These were the critiques, based on the photos below. All of the photos picture the same horse.
Critique #1: Touch shorter limbs
which are well muscled. The shoulder
blade is long and has reasonable/good slope. The back is a good length
and nicely matches the deeper girth and larger barrel
. The hind is also strong.
Nice neck set and
a higher head carriage likely. perhaps a longer body
shape with slightly shorter neck. Very nicely balanced between fore and hind
and has obvious versatility. I do see perhaps a slight bias to western, although English is fine as well.
Very standard text book and easy on the eye
for potential buyers if need be.
Pasterns are well sloped and this one is very leggy
Some scope for added muscle. The wither set

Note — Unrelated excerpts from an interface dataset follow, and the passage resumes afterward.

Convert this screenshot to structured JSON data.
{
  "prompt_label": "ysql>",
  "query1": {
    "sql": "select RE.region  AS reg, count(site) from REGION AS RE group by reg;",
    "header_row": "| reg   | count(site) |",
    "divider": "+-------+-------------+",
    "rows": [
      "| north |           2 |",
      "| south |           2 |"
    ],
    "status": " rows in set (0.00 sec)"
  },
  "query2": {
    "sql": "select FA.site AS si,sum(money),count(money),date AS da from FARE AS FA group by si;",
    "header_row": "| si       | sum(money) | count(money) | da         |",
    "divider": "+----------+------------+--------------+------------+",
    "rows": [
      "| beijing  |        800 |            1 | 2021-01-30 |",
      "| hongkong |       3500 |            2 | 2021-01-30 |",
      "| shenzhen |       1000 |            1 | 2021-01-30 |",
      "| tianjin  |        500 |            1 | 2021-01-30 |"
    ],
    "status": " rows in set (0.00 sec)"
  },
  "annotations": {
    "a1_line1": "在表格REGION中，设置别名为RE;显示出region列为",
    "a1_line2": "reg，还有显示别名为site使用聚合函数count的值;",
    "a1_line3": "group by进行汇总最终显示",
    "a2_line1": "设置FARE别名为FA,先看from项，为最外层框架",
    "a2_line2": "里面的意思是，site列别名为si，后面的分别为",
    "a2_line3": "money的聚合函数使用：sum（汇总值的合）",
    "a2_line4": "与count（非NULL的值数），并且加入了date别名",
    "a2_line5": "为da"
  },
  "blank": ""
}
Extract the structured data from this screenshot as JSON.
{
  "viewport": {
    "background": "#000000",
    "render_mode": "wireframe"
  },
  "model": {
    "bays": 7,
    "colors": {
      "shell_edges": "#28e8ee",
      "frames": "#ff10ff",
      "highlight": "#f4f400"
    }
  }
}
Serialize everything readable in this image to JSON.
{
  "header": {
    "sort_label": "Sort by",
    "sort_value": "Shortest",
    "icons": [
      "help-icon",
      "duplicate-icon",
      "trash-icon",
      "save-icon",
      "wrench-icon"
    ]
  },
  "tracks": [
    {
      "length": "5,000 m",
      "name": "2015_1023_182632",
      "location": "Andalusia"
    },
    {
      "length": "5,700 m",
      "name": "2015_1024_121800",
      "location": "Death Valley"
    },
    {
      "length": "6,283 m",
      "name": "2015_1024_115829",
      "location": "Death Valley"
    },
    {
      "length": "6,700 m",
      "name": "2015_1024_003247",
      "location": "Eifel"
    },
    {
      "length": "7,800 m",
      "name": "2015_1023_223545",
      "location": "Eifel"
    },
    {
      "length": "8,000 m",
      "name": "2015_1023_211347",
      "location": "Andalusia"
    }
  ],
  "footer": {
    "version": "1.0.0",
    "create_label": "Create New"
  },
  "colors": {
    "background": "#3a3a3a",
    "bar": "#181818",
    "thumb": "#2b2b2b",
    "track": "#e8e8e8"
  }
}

appears a little forward. The back is on the longer side. The girth is shallow
which in this case may help
stride extension and goes with the type. The hind is a little leaner. Lacks a little prime moving strength at both ends
but may have some good flexibility
and natural fitness. English and/or Dressage best shots for this one based on type only.
I've color-coded the significant deviations.
How would I critique my horse? Long (but strong) back, straighter shoulder (but still fairly good), lower wither. Very mild calf knees (which may be related to her serious lameness problems). Good depth of heartgirth. Adequate pasterns (on the shorter side in the hind, but well-angled) but a tad posty in the hocks (which are capped). Steep croup. Muscular ewe neck which is short and naturally upright. Downhill build. Fat and bitchy.
Dressage potential at a competitive level? Hardly. She's fast and athletic, but in the same way that a charging rhinoceros is fast and athletic. Not terribly rough, but sure not something you'd call a pretty or smooth mover, and no suspension whatsoever. She is, however, a winning 1D barrel horse. She has incredible stride and speed. And a terrible propensity toward lameness, perhaps coming, at least in part, from faulty foreleg conformation.